Elizabeth I to Mary Queen of Scots, June 1567

Elizabeth I to Mary, Queen of Scots, 23 June 1567 (SP 52/13 f.71)

Even though Bothwell was formally acquitted of the murder, he continued to be viewed as the chief suspect. In late April 1567, he persuaded Mary to accompany him to Dunbar, claiming that her life would be in danger if she stayed in Edinburgh. But upon arriving, Mary was taken prisoner by Bothwell. What happened next has been the subject of intense speculation ever since.  It has been claimed that Bothwell raped Mary in order to force her into marriage. Other sources allege that she was complicit in the act. Either way, they were married on 15 May and Mary soon fell pregnant (she later miscarried twins). Their opposers met them at Carberry Hill on 15 June, and Bothwell fled the country. Mary was forced to surrender both the battle and her crown. Having heard all of this, Elizabeth set aside her accustomed diplomacy and wrote a furious letter full of contempt for Mary, whom she chastised for her reckless actions.


[Draft by Lord Burghley] Madame, it hath bene allweise held for a special principle in friendship, that prosperitie provideth but adversite proveth frendes, wherof at this tyme fyndyng occasion to verify the same with our actions, we have thought mete both for our profession and your comefort in these few words, to testify our friendship not only by admonyshyng of your worst but to comfort you for your best. We have understood by your trusty servant Robert Melvill such thyngs as yow gave hym in chardg to declare on your behalf concerning your estate and specially of as much as should be sayd for ye allowance of your mariadg. Madam, to be playne with you our greef hath not bene small that in this marriadg so slender consideration hath bene had that, as we perceave manifestly no good frend you have in ye whole world can lyke thereof, and if we shuld otherwise wryte or saye we shuld abuse you.
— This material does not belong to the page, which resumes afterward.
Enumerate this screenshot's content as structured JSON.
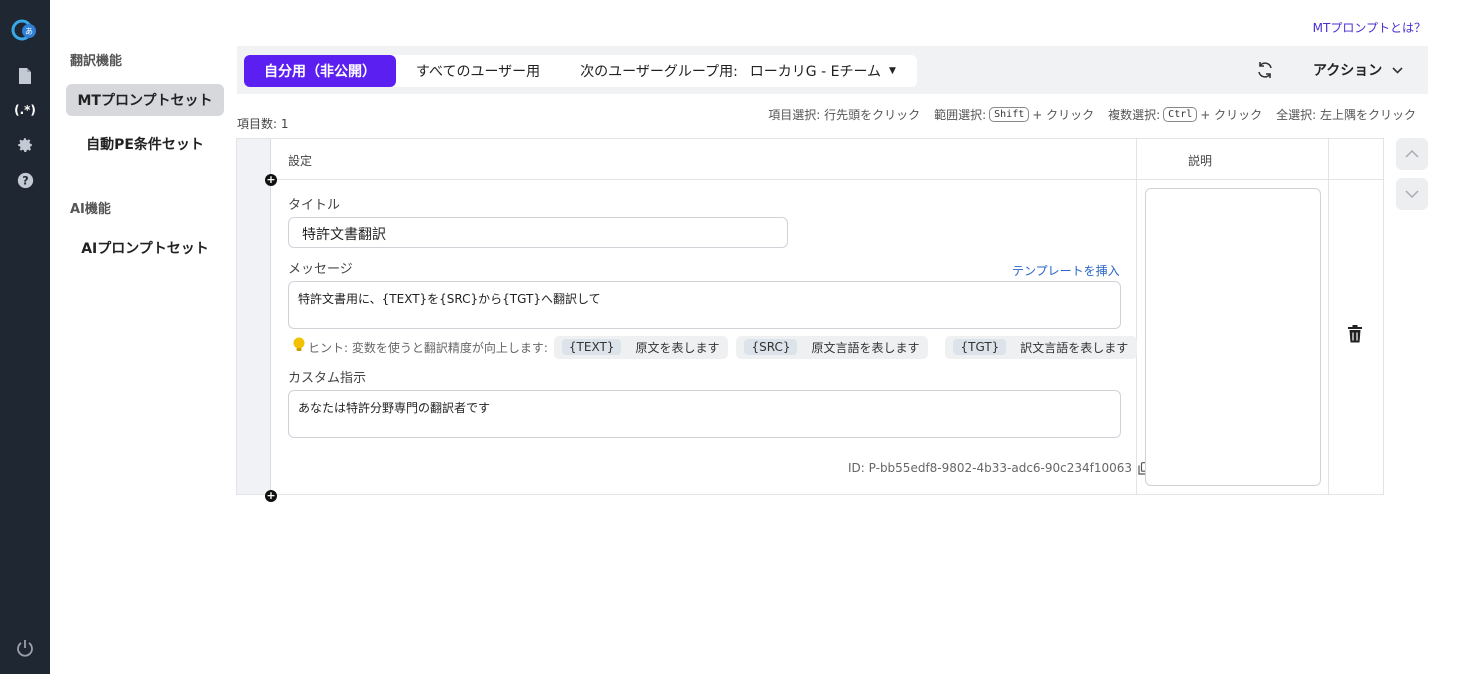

For how cold a worse choise be made for your honour than in such hast to marry such a subject who besides other notorious lackes publick fame has chargyd with the murdre of your late husband, beside ye touchyng of your self also in some part, though we trust in that behalf falsely. And with what perill have you marryed hym that hath an other lawfull wyfe a lyve, whereby neither by God’s law nor man’s your selff can be his lawfull wiff [wife], nor any children betwixt you legitimate. Thus you see playnely what we thynk of the marriadg wherof we ar hartely sorry that we can conceave no better, what collourable reasons so ever we have hard of your servant to induce us therein. We wish uppon ye deth of your husband that first care had been to have serched out and punished ye murderers of our neare coosyn, your husband, which having bene doone effectually, as easily it might have bene in a matter so notorious, ther myght have bene many more thyngs tollerated better in your mariadg than now can be suffered to be spoken of. And surely we can not but for friendshipp to your self, besides ye natural instynction that we have of blood to your late husband, profess our selves ernestly bent to doo any thyng in our power to procure ye dew punishment of that murdre agaynst any subject that you have, how deare so ever you should hold hym, and next thereto, to be carefull how your sonne ye prynce may be preserved for ye comfort of yours and your realme. Which two thynges we have from ye begyning allweise taken to hart, and therin doo meane to contynew, and wold be very sorry but you shuld allow us therin, what dangerous perswasions so ever be made to you for ye contrary. Now for your Estat in such adversitie as we here you shuld be wherof we [know?] not well what to think to be how having a great part of your Nobilitie as we here separated from yow, we assure you that what so ever we can imagyn mete for your honor and surety that shall lye in our power, we will perform the same that it shall and will appear you have a good neighbour, a deare sistar and a faythfull frend, and so shall you undoubtedly allweise fynd and prove us to be in dede towards yow. For which purpose we ar determyned to send with all spede on [one] of our owne trusty servants, not only to understand your state but also thereuppon so to deale with your Nobility and people, as they shall fynd yow not to lack our friendshipp and power for ye preservacyon of honor in quyetness. And upon knolledg had what shall be furder ryght to be done for your comfort and for ye tranquilitie of your realme we will omytt no tyme to furder ye same as yow shall and will see. And so we recommend ourselves to you good sistar in as affectionate a manner as heretofor we war accustomed. At our manor of Rychmond ye 23 of June 1567.

Return to Elizabeth I’s monarchy